▸ **REQUIRED WORK**
If a line in the entries below includes "performance", pick it out and copy it.

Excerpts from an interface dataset
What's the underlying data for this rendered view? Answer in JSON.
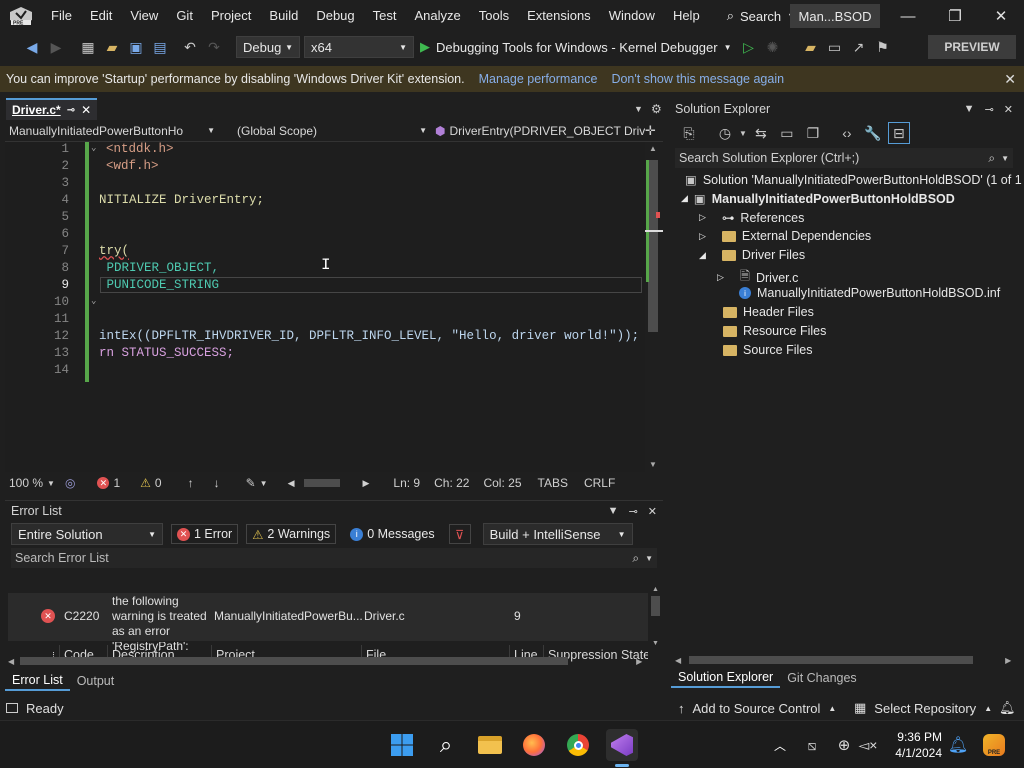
{
  "menu": {
    "items": [
      "File",
      "Edit",
      "View",
      "Git",
      "Project",
      "Build",
      "Debug",
      "Test",
      "Analyze",
      "Tools",
      "Extensions",
      "Window",
      "Help"
    ],
    "search": "Search",
    "solution_short": "Man...BSOD"
  },
  "toolbar": {
    "config": "Debug",
    "platform": "x64",
    "debugger": "Debugging Tools for Windows - Kernel Debugger",
    "preview": "PREVIEW"
  },
  "infobar": {
    "message": "You can improve 'Startup' performance by disabling 'Windows Driver Kit' extension.",
    "manage": "Manage performance",
    "dismiss": "Don't show this message again"
  },
  "editor": {
    "tab": "Driver.c*",
    "nav_project": "ManuallyInitiatedPowerButtonHo",
    "nav_scope": "(Global Scope)",
    "nav_func": "DriverEntry(PDRIVER_OBJECT Driv",
    "lines": [
      {
        "n": "1",
        "t": "<ntddk.h>"
      },
      {
        "n": "2",
        "t": "<wdf.h>"
      },
      {
        "n": "3",
        "t": ""
      },
      {
        "n": "4",
        "t": "NITIALIZE DriverEntry;"
      },
      {
        "n": "5",
        "t": ""
      },
      {
        "n": "6",
        "t": ""
      },
      {
        "n": "7",
        "t": "try("
      },
      {
        "n": "8",
        "t": " PDRIVER_OBJECT,"
      },
      {
        "n": "9",
        "t": " PUNICODE_STRING"
      },
      {
        "n": "10",
        "t": ""
      },
      {
        "n": "11",
        "t": ""
      },
      {
        "n": "12",
        "t": "intEx((DPFLTR_IHVDRIVER_ID, DPFLTR_INFO_LEVEL, \"Hello, driver world!\"));"
      },
      {
        "n": "13",
        "t": "rn STATUS_SUCCESS;"
      },
      {
        "n": "14",
        "t": ""
      }
    ],
    "status": {
      "zoom": "100 %",
      "errors": "1",
      "warnings": "0",
      "ln": "Ln: 9",
      "ch": "Ch: 22",
      "col": "Col: 25",
      "tabs": "TABS",
      "eol": "CRLF"
    }
  },
  "errorlist": {
    "title": "Error List",
    "scope": "Entire Solution",
    "errors": "1 Error",
    "warnings": "2 Warnings",
    "messages": "0 Messages",
    "source": "Build + IntelliSense",
    "search_placeholder": "Search Error List",
    "columns": [
      "Code",
      "Description",
      "Project",
      "File",
      "Line",
      "Suppression State"
    ],
    "row": {
      "code": "C2220",
      "desc1": "the following",
      "desc2": "warning is treated",
      "desc3": "as an error",
      "project": "ManuallyInitiatedPowerBu...",
      "file": "Driver.c",
      "line": "9"
    },
    "next_row_partial": "'RegistryPath':",
    "tabs": [
      "Error List",
      "Output"
    ]
  },
  "solution_explorer": {
    "title": "Solution Explorer",
    "search_placeholder": "Search Solution Explorer (Ctrl+;)",
    "solution": "Solution 'ManuallyInitiatedPowerButtonHoldBSOD' (1 of 1",
    "project": "ManuallyInitiatedPowerButtonHoldBSOD",
    "items": [
      "References",
      "External Dependencies",
      "Driver Files",
      "Driver.c",
      "ManuallyInitiatedPowerButtonHoldBSOD.inf",
      "Header Files",
      "Resource Files",
      "Source Files"
    ],
    "tabs": [
      "Solution Explorer",
      "Git Changes"
    ]
  },
  "statusbar": {
    "ready": "Ready",
    "add_source": "Add to Source Control",
    "select_repo": "Select Repository"
  },
  "taskbar": {
    "time": "9:36 PM",
    "date": "4/1/2024"
  }
}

▸ **RESPONSE TO THE TASK**
    "message": "You can improve 'Startup' performance by disabling 'Windows Driver Kit' extension.",
    "manage": "Manage performance",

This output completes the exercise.